It’s easy to forget how recent this widening of the circle really is. But Trueman’s essay helped me to remember. During my freshman year in high school in the late 1970s I played on the basketball team. I quit during my sophomore year. I would like to claim that I quit because I was disgusted by the relentless homophobia and misogyny I witnessed in the locker room, and that I myself never participated in it. (If the racist talk was in a lower key in that setting, it was only because of the two black players on the team). But in truth, I quit because my best friend moved away; after that, I fell in with the speech and drama crowd. The best actor in the group was a man I’ll call Dean. In the early 1990s, my classmates and I learned that Dean had died of AIDS. By then we were not really surprised to learn that Dean was gay, although we had been unable to acknowledge it at the time, even to ourselves. Indeed, we felt certain that gay people didn’t exist—at least not in Wheaton, Illinois. It took some “loud and proud” people in college to convince us otherwise.
I for one welcome an annual reminder of the struggle for gay rights—just as I welcome Martin Luther King Day each year. And now Juneteenth. Even more, I look forward to the day when such reminders are no longer necessary, because America has come a little closer to achieving its civic creed of freedom and equality for all of its citizens.

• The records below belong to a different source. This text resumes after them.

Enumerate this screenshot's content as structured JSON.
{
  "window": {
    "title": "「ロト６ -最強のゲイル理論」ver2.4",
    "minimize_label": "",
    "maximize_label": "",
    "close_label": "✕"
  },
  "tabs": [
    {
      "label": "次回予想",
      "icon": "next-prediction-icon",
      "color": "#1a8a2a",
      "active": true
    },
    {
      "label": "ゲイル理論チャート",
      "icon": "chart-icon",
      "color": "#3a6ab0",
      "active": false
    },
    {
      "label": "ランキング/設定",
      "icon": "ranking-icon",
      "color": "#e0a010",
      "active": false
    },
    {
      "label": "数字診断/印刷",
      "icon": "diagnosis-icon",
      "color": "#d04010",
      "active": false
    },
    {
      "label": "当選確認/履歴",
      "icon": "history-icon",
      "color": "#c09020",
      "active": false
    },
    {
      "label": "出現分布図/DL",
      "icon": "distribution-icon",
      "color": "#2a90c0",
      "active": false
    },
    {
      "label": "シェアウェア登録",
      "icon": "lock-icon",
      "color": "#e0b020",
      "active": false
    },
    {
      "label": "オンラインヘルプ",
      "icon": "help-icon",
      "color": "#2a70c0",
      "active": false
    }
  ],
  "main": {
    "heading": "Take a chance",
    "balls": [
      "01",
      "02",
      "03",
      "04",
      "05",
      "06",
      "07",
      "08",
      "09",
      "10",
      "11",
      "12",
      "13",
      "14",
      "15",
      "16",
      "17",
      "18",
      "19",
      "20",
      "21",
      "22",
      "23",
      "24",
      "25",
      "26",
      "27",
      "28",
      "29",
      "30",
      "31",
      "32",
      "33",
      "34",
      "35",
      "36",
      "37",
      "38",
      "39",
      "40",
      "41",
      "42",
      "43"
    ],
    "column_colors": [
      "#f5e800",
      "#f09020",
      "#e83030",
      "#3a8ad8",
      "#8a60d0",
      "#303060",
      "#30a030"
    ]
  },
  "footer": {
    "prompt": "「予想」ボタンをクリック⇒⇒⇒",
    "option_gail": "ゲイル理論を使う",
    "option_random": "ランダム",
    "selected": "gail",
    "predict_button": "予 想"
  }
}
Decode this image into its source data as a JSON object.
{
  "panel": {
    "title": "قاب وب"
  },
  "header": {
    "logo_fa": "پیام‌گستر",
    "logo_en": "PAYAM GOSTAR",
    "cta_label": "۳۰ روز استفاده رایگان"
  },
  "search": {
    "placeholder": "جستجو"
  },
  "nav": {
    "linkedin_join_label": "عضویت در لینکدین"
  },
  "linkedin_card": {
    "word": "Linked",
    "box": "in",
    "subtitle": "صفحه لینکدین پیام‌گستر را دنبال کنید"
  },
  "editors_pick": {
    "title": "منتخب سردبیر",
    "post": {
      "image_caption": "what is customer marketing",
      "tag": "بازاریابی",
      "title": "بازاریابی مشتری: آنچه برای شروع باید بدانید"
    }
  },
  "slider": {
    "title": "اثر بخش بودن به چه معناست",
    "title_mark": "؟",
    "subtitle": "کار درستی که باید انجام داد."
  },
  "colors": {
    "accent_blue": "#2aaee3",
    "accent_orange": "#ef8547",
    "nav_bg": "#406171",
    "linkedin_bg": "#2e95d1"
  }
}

Philip Gorski is Professor of Sociology and Religious Studies at Yale University. His most recent books are American Covenant (Princeton, 2017) and American Babylon (Routledge, 2020). He is currently completing a book on white Christian Nationalism with Samuel Perry.